Coffee accounts for some 65% of Ethiopia's foreign exchange earnings, and it probably employs near to 10% of the population. As a result coffee must certainly rank as Ethiopia's most important export! Ethiopia aims to export some 2.5 million bags of coffee per year. However our total production is estimated at 4 million bags, which shows Ethiopia is a strong consumer as well as producer.
Coffee is central to the lives of all Ethiopians. In the countryside where some people live a day's walk from a main road coffee is often the only beverage of choice. In addition it is also still roasted, ground, mixed with butter, and made into balls to be eaten for sustenance during the working day. In the cities, as well as in the countryside, coffee is drunk with friends, family, on special occasions, or simply out of choice.

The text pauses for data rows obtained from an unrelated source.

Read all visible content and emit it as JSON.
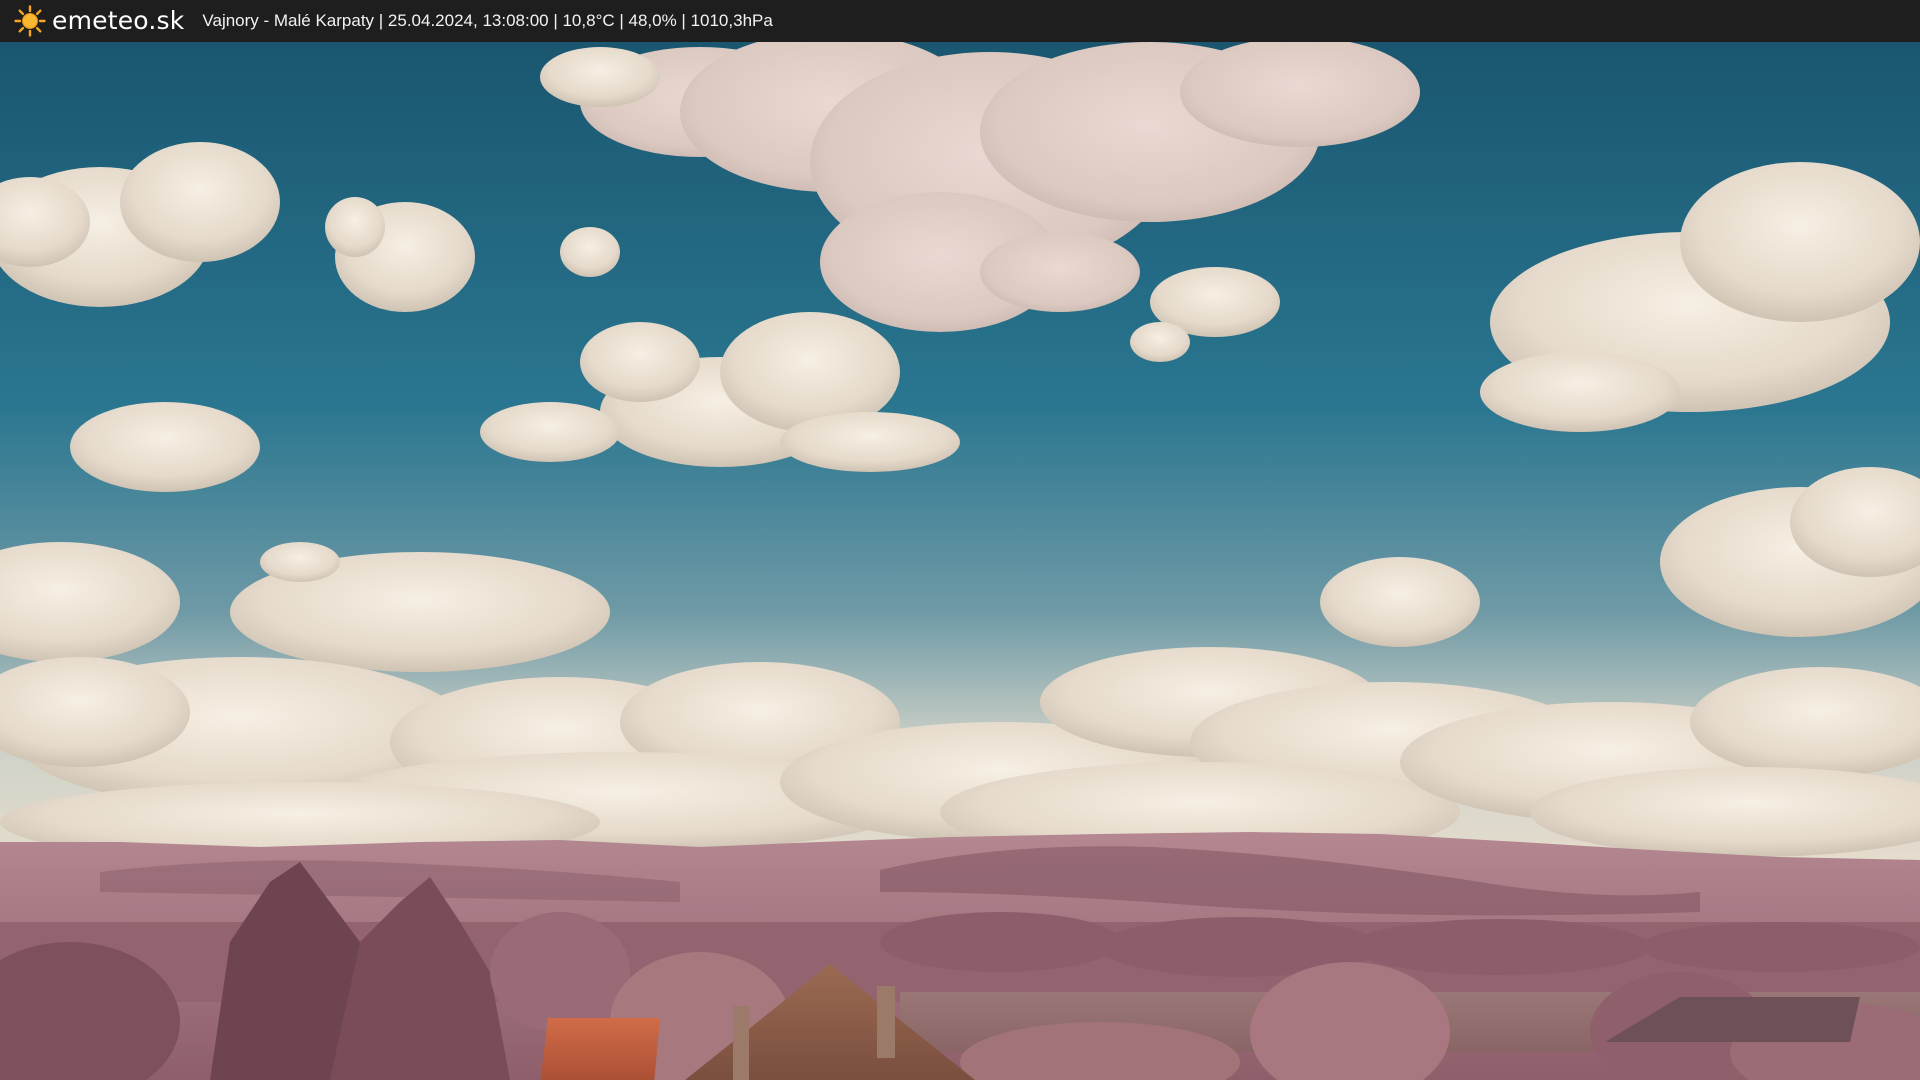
{
  "header": {
    "brand": "emeteo.sk",
    "logo_icon": "sun-icon",
    "caption": "Vajnory - Malé Karpaty | 25.04.2024, 13:08:00 | 10,8°C | 48,0% | 1010,3hPa"
  },
  "colors": {
    "bar": "#1e1e1e",
    "sun": "#f5a623",
    "sky_top": "#1c5a73",
    "sky_mid": "#2b7690",
    "cloud": "#ece3d6",
    "hills": "#a2727e",
    "roof": "#c4613f"
  }
}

Coffee is everywhere!
Day 01: Arrival at Addis Abeba
On arrival in Addis Ababa you will meet Stone Age tour and travel representative and transferred to your hotel. After lunch a tour of Addis Ababa has been arranged this will include the National Museum to see “Lucy”, the oldest hominid fossil as well as other archeological findings. Also visit the Entoto Mountains and the site of the former capital. From here enjoy the panoramic view of Addis Ababa spread out below. Leaving the summit visit the octagonal Entoto Mariam Church. Return to Addis Ababa via the markets of Merkato, the largest open air market in Africa. Overnight: at current best hotel.
Day 02: Addis Ababa-Jimma
After breakfast, drive to the southwestern highlands and the town of Jimma in the Kaffa region. The southwestern region is quite distinct from other regions in Ethiopia. Here you’ll see a mixture of broad grasslands, terraced hillsides and broad rivers and forests. The area is famous for coffee and Kaffa (the province) is said to be where the original wild plants were found. Jimma is the commercial centre for the coffee produced in this region. Overnight Hotel at Jimma.
Day 03: Jimma-Bebeka
Pack an overnight bag and head out to Mizan Tefari and the Bebeke Coffee Plantation (30k from Mizan Tefari). Bebeka Coffee Plantation covers some 6,000 hectares and is the largest and oldest Coffee Plantation in Ethiopia. There will be a tour of the plantation which will include the organic coffee plantation and the experimental spice and fruit plantations. Beehives have been established and the honey is highly recommended. Overnight in the Bebeka Guesthouse – a comfortable lodge set in the plantation and home to a wide variety of birdlife. Explore the surrounding forest before dining in the canteen.
Day 04: Bebeka-Gerra-Jimma
This morning head for Gerra and the forest coffee area that is still owned by the family of the former king of the Kaffa region, Abba Jiffar. A member of the family will escort you around the estate including the Abajifar Museum and Palace. Return to Jimma and your overnight accommodation.
Day 05: Jimma-Sodo
After breakfast depart Jimma heading for Sodo passing over the Omo River at Bele Bridge The drive will take you past more coffee plants growing in the forest. Overnight at chosen hotel.
Day 06: Sodo-YirgaAlem
This morning precede to Yirgalem, stopping en route for lunch at Hawasa, the capital of the old Sidamo province. Overnight: Aregash Lodge
Stone age Tour and Travel Provides special Interest service for Educational Tours and Backpack Travelers Care
Stone Age Tour and Travel P.L.C rents the safest and most comfortable vehicles at very fair prices. We are also engaged in selling air transport service on behalf of a number of carriers ...